Cities: Skylines has long been one of the best city management simulations for Windows PCs, and its console port was truly outstanding. The game is now free of the constraints of the previous generation and will be able to take advantage of the increased power of the Xbox Series X|S and PlayStation 5 consoles. For many, this is enough to propel the game back to the top of the best Xbox games available right now.
Novice players will discover an enormously immersive game that has been painstakingly created over the last 8 years, to what is very much a next-gen release at an amazing price, while devoted fans will discover that their favorite city builder has gotten even better. Even the most ardent fans won’t feel like they’re missing anything because the game is compatible with an incredible 10 of the total 11 DLCs available at launch, and the most recent Plaza and Promenade DLC will undoubtedly be added before you’ve even begun to play those enlarged 25 titles.
The gameplay and graphics of this new version are enough to make this a Must-Have in my collection, the overall rating this game deserves right now is a 4 out of 5, saying “Cities: Skyline is still the king of City Building Simulators ” keeping the Engagement, sound, value, and gameplay in mind.

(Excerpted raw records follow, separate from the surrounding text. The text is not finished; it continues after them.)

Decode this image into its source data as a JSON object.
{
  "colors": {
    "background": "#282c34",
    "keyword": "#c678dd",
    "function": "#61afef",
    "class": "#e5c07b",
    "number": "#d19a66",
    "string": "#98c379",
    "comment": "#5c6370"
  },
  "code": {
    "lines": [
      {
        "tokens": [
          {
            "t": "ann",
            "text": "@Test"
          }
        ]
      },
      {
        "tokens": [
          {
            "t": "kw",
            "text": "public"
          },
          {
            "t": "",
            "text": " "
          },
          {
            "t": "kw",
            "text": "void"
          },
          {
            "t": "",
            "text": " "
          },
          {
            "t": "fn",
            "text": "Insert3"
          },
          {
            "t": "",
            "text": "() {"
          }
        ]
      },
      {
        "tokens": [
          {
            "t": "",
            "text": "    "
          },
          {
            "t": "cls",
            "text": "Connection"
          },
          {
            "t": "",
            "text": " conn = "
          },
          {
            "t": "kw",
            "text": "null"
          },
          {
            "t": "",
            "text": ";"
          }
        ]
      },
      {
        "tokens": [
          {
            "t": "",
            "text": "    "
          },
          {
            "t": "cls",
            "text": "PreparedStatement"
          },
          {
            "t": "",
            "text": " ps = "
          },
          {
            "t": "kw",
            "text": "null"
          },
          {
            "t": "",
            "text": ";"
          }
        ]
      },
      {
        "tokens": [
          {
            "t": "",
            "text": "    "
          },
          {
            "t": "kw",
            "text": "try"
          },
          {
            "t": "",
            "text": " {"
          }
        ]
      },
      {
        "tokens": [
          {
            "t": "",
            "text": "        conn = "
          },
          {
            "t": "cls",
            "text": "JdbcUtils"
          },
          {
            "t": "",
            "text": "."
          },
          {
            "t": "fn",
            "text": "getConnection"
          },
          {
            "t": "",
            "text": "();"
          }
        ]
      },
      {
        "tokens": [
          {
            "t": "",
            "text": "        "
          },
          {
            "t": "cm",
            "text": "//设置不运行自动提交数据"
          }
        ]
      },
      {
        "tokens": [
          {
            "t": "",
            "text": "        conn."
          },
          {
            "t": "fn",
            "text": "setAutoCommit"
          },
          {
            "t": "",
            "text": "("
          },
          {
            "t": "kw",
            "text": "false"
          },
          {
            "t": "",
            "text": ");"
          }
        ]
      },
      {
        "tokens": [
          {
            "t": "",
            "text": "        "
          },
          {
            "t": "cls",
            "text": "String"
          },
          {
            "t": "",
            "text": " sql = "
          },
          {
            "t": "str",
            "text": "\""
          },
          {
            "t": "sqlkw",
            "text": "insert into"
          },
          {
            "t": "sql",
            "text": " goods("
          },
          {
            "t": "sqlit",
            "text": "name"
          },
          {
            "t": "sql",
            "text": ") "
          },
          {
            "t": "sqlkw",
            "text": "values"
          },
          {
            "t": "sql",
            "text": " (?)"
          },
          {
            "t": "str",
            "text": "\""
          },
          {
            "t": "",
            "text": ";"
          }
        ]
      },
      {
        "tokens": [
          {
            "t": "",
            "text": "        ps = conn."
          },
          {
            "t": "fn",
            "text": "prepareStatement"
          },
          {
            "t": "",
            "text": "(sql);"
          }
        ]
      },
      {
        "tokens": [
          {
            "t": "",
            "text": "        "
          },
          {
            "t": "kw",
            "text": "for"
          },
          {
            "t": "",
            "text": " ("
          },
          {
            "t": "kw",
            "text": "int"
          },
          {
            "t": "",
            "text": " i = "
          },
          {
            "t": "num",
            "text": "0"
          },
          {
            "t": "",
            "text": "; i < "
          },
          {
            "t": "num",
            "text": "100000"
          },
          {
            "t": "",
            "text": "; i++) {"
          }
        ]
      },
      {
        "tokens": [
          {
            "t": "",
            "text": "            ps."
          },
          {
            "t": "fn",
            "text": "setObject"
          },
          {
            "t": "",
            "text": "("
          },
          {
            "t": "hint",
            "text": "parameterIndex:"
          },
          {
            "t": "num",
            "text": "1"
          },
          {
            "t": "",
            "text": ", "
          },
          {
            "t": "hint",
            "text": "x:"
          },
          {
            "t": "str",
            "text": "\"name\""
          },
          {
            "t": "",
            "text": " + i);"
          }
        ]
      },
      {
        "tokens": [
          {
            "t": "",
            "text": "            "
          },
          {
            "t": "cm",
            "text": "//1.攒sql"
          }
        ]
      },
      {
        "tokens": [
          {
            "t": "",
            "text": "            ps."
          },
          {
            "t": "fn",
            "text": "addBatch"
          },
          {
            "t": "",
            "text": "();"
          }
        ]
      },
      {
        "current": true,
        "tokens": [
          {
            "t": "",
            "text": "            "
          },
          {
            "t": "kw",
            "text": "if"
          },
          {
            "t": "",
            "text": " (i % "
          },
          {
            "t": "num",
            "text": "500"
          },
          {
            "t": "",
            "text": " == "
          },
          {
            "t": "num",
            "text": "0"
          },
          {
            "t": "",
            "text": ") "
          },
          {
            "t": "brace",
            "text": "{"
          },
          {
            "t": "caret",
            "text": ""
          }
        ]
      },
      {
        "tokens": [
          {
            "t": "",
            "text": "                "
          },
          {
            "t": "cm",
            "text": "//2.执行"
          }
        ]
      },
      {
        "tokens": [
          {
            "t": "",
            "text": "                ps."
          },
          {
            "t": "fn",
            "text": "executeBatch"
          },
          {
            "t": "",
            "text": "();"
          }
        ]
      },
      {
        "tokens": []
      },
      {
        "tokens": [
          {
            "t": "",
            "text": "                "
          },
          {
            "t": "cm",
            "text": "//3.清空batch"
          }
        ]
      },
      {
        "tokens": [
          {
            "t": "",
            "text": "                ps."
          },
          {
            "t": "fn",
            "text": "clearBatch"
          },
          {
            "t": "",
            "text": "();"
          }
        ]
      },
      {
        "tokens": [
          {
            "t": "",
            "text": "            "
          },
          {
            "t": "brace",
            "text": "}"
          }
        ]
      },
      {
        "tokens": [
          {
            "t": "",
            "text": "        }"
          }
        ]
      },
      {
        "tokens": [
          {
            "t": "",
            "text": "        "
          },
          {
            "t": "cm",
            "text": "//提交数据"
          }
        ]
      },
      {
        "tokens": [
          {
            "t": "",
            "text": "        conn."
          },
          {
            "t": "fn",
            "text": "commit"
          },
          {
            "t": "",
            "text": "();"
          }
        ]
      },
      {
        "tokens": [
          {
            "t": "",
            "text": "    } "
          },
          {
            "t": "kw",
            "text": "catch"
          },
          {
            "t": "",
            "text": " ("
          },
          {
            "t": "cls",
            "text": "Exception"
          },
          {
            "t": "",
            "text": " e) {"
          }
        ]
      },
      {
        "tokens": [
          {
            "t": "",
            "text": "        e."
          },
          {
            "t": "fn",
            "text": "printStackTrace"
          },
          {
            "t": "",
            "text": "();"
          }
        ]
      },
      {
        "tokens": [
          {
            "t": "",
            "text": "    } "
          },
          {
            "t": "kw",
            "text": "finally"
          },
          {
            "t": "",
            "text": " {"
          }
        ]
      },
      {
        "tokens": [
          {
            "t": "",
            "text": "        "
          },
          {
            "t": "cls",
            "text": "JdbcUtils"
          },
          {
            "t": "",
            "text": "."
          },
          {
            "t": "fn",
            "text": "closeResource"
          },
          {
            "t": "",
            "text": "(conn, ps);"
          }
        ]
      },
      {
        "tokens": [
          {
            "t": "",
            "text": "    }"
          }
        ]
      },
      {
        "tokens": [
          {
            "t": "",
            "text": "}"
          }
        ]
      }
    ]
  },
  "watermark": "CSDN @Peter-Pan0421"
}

Our Rating: 4/5
Also read: PlayStation Plus Free Games in Fall 2021